- an officer or friend or relative has a financial interest in a matter (including goods and services) that the ODPP is dealing with.
Conflicts may also arise in those contexts covered by professional practice and conduct rules of the Law Society and Bar Association, and the conduct rules of other relevant professional bodies.
If in any doubt as to whether there is a conflict, or the appearance of a conflict, an officer should make a confidential disclosure and seek advice.
Additional information is available in a Fact Sheet titled Public Sector Agencies Fact Sheet No 3 Conflict of Interests dated June 2003. The direct link follows:
The conditions governing the provision of ‘General’ and ‘Court Character’ references are set out in the ‘ODPP Policy on the Provision of References’ published on DPPNet under ‘Policies and Guidelines’.
If an officer becomes bankrupt, or makes a composition, arrangement or assignment for the benefit of creditors, the officer must promptly notify the Director, and provide the Director, within a reasonable time, with such further information with respect to the cause of the bankruptcy, or the making of the composition, arrangement or assignment, as the Director requires.
All officers have a responsibility to report conduct that is suspected to be corrupt. Corrupt conduct is defined in sections 7 and 9 of the Independent Commission Against Corruption (ICAC) Act 1988. The definition is intentionally very broad but the key principle is misuse of public office, or breach of public duty. Corrupt conduct occurs when:
- a public official carries out public duties dishonestly or unfairly
- anyone does something that could result in a public official carrying out public duties dishonestly or unfairly
- anyone does something that has a detrimental effect on official functions, and which involves any of a wide range of matters, including fraud, bribery, official misconduct and violence.
- a public official misuses his/her position to gain favours or preferential treatment or misuses information or material obtained in the course of duty.
Conduct is not corrupt in terms of the ICAC Act unless it involves (or could involve) a criminal offence, a disciplinary offence or reasonable grounds to dismiss a public official.
The Director has a duty under the Act to report to the ICAC any matter which, on reasonable grounds, concerns, or may concern, corrupt conduct. The ODPP also has an established procedure with the Police Service pursuant to which allegations of suspicious or corrupt conduct by police officers are reported directly to the appropriate agency.
In appropriate circumstances the ODPP will report unethical behaviour by professionals to the relevant professional association (e.g. the Law Society, Bar Association or Legal Services Commissioner).
The Protected Disclosures Act encourages and facilitates the disclosure of corruption, maladministration and waste in the public sector.

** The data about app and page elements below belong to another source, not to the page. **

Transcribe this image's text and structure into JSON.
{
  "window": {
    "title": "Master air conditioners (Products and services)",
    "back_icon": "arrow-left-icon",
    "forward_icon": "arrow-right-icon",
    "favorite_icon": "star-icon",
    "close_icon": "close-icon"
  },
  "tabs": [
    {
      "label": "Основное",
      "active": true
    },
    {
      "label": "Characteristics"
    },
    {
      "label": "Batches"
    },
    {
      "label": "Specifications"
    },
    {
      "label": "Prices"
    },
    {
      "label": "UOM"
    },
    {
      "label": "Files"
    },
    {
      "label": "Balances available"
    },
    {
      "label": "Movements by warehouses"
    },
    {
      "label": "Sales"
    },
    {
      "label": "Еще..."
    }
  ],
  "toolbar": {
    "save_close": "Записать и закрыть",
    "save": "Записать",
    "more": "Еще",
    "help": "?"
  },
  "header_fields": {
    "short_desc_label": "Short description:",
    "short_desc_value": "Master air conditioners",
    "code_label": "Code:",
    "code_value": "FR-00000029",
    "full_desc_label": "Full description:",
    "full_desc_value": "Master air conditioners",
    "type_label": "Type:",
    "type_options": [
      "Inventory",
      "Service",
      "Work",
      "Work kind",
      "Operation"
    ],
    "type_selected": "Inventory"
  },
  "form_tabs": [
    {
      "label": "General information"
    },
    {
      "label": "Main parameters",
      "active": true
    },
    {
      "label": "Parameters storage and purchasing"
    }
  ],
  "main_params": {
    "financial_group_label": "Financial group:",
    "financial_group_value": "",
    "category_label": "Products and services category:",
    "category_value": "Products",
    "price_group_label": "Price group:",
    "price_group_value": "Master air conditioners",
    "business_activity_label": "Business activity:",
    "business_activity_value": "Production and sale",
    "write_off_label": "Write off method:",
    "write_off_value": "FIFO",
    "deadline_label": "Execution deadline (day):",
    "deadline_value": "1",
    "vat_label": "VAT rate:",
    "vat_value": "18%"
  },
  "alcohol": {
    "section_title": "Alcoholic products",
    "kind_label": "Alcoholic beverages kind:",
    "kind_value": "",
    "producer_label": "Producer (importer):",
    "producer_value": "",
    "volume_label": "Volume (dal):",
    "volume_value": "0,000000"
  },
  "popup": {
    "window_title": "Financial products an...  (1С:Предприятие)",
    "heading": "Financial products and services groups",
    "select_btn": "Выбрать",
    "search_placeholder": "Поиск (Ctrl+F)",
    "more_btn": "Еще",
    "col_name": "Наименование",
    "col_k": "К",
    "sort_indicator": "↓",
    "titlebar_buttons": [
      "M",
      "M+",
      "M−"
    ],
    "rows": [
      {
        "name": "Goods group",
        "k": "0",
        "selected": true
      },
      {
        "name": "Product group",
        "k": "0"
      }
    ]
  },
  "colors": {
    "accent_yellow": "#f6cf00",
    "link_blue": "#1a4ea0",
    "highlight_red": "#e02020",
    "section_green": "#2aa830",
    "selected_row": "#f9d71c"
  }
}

Procedures for the making of protected disclosures about these matters can be found in the Protected Disclosures Procedures.
In this section of the Code "criminal conduct" means conduct which is suspected of constituting, in whole or in part, the commission of a criminal offence of more than a trivial or merely technical nature.
Suspected or alleged criminal conduct by an officer in the workplace is to be reported as soon as possible to the officer’s manager or supervisor and, if appropriate grounds are considered to exist, by him or her to the Director (or, in his or her absence, a Deputy Director). If the Director or Deputy Director reasonably suspects that criminal conduct has or may have occurred, then he or she is to report it to police without notification to the officer concerned and is to consult with police on the future conduct of the matter. The Director or Deputy Director may take managerial action, in accordance with any laws, guidelines and procedures in force, provided there is no risk of prejudice to the police investigation or the criminal process.
Any officer directly witnessing criminal conduct by another officer must report it immediately to police if outside the workplace and, if inside the workplace, to his or her manager or supervisor to be dealt with as above.